_Required work:_ Copy out, from the data, each line containing the string "this".

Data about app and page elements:
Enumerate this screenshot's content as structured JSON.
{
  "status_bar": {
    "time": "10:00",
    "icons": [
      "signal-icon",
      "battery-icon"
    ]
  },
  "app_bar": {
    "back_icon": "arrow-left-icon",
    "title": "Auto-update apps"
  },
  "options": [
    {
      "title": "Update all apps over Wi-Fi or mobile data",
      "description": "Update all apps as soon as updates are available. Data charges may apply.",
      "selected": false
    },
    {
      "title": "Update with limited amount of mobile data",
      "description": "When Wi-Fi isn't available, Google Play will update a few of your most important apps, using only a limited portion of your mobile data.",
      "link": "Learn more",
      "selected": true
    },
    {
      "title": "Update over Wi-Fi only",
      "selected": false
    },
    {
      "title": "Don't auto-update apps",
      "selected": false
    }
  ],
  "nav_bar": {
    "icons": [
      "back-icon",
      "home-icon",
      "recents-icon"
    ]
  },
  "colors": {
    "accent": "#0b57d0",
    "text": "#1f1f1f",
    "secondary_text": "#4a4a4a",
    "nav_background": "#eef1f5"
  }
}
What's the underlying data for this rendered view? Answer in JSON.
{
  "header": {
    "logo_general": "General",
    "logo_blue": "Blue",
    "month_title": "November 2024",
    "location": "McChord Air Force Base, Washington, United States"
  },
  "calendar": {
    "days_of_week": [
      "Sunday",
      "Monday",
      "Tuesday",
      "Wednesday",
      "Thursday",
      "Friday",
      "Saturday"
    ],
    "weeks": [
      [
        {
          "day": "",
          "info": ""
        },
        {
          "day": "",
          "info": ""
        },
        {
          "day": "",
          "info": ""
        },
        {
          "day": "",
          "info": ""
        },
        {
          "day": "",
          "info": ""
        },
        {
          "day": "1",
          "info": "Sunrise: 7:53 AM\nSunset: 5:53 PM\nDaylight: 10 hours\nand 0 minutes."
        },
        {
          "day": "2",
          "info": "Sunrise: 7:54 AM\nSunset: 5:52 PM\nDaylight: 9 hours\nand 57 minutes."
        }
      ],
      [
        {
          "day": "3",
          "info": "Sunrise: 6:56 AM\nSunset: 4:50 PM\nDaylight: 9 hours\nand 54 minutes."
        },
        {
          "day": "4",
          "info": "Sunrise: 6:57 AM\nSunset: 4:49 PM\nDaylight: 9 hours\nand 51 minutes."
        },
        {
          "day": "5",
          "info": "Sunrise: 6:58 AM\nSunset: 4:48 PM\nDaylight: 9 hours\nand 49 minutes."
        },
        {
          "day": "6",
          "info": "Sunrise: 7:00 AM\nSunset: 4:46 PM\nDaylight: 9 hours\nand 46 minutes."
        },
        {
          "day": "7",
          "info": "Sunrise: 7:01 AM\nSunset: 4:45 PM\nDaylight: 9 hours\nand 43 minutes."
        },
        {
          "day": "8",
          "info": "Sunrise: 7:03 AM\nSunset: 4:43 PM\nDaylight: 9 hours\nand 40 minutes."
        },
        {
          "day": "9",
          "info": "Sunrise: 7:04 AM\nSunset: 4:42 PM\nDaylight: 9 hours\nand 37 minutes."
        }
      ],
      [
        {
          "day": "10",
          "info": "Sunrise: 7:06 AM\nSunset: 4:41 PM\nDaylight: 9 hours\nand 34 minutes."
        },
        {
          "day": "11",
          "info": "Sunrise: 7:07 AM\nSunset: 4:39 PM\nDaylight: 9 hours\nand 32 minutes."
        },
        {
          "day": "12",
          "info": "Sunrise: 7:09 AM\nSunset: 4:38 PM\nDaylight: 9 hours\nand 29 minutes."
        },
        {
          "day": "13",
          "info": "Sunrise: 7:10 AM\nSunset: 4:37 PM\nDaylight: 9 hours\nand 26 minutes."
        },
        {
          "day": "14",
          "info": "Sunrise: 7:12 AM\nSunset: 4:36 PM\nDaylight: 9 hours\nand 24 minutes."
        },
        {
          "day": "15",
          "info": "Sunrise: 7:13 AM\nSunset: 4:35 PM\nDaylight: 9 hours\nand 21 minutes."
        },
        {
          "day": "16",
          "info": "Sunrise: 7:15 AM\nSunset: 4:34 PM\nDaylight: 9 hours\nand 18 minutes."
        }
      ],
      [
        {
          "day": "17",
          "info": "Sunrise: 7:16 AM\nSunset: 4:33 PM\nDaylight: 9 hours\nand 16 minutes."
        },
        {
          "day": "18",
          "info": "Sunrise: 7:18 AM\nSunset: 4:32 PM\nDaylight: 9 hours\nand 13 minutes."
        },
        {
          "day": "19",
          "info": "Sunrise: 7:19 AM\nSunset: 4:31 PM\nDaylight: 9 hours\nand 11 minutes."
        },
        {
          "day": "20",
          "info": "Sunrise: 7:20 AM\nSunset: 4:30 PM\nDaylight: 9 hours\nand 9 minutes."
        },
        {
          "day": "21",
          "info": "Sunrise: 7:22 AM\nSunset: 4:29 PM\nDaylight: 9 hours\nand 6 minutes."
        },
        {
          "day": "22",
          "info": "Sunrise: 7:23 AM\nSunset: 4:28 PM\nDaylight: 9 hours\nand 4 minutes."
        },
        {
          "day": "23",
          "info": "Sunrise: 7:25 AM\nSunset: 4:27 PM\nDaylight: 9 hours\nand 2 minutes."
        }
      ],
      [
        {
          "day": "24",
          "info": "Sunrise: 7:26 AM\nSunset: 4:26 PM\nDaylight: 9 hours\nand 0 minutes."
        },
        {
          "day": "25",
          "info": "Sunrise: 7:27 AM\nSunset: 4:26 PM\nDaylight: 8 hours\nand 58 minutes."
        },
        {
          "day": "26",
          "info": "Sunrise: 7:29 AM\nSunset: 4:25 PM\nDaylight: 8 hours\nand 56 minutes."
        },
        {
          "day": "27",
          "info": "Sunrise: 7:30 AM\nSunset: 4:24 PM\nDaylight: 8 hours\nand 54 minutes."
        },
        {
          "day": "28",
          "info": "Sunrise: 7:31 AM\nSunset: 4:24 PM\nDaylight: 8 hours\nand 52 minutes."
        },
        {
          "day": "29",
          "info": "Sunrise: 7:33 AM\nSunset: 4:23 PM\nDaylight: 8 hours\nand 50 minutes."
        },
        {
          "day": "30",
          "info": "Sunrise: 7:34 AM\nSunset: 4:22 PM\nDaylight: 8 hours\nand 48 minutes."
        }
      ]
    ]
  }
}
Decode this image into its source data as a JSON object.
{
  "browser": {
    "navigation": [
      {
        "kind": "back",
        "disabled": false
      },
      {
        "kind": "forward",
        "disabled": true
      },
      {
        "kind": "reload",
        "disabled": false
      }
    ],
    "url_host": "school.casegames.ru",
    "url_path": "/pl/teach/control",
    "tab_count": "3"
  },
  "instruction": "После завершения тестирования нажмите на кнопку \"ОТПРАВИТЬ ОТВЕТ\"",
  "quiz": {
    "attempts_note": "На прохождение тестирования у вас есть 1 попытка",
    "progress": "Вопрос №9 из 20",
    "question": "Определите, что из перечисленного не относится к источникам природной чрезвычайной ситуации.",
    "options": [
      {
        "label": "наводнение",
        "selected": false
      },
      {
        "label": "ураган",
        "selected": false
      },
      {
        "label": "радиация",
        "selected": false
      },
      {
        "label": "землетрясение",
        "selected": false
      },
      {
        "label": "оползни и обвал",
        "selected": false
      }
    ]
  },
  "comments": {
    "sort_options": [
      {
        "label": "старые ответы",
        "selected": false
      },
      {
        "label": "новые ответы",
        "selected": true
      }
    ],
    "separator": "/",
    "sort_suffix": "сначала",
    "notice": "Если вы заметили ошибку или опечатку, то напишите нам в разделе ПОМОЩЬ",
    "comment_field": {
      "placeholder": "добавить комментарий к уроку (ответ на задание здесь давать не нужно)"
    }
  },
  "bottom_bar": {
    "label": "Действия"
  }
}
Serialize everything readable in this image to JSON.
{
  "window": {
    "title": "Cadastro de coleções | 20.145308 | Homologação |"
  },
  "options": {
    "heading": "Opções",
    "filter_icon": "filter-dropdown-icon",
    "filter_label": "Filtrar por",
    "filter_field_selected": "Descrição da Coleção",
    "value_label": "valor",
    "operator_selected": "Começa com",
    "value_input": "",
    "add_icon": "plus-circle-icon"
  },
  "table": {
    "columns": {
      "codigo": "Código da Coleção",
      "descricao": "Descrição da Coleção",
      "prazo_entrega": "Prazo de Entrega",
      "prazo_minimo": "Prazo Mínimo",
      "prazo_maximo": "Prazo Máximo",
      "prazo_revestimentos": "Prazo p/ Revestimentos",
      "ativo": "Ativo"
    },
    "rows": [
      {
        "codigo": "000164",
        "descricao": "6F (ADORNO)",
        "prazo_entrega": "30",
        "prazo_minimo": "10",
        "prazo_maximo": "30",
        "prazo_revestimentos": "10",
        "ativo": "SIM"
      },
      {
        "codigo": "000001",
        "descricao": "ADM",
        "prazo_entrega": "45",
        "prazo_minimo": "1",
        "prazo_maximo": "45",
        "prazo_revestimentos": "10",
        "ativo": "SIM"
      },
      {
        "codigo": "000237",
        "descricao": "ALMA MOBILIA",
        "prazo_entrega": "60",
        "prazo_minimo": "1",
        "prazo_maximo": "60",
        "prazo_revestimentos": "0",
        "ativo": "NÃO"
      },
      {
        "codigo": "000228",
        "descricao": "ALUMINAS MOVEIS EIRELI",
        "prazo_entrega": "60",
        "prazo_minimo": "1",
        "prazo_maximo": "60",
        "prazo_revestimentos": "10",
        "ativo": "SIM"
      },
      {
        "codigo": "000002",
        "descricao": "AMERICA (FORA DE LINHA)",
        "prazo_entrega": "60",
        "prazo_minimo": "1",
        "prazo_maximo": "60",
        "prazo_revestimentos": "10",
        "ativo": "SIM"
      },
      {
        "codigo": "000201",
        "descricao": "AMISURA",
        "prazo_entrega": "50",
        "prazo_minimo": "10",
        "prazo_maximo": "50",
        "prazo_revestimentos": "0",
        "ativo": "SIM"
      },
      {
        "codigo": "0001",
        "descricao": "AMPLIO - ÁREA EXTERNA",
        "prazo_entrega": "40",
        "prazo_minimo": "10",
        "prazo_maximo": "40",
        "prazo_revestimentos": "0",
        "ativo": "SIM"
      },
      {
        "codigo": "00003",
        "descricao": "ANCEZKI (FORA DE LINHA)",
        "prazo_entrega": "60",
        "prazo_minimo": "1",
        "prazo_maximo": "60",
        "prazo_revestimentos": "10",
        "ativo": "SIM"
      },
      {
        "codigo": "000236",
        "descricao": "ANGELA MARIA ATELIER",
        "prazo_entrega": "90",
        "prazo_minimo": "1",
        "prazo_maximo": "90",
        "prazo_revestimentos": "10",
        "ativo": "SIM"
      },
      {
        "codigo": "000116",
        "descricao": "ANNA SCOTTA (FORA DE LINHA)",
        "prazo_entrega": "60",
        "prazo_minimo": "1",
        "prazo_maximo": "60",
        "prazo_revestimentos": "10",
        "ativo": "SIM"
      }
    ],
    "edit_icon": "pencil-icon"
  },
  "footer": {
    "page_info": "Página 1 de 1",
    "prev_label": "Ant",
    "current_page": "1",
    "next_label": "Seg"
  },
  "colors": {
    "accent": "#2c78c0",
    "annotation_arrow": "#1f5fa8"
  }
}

_Your response:_
Enumerate this screenshot's content as structured JSON.
What's the underlying data for this rendered view? Answer in JSON.
Decode this image into its source data as a JSON object.
Serialize everything readable in this image to JSON.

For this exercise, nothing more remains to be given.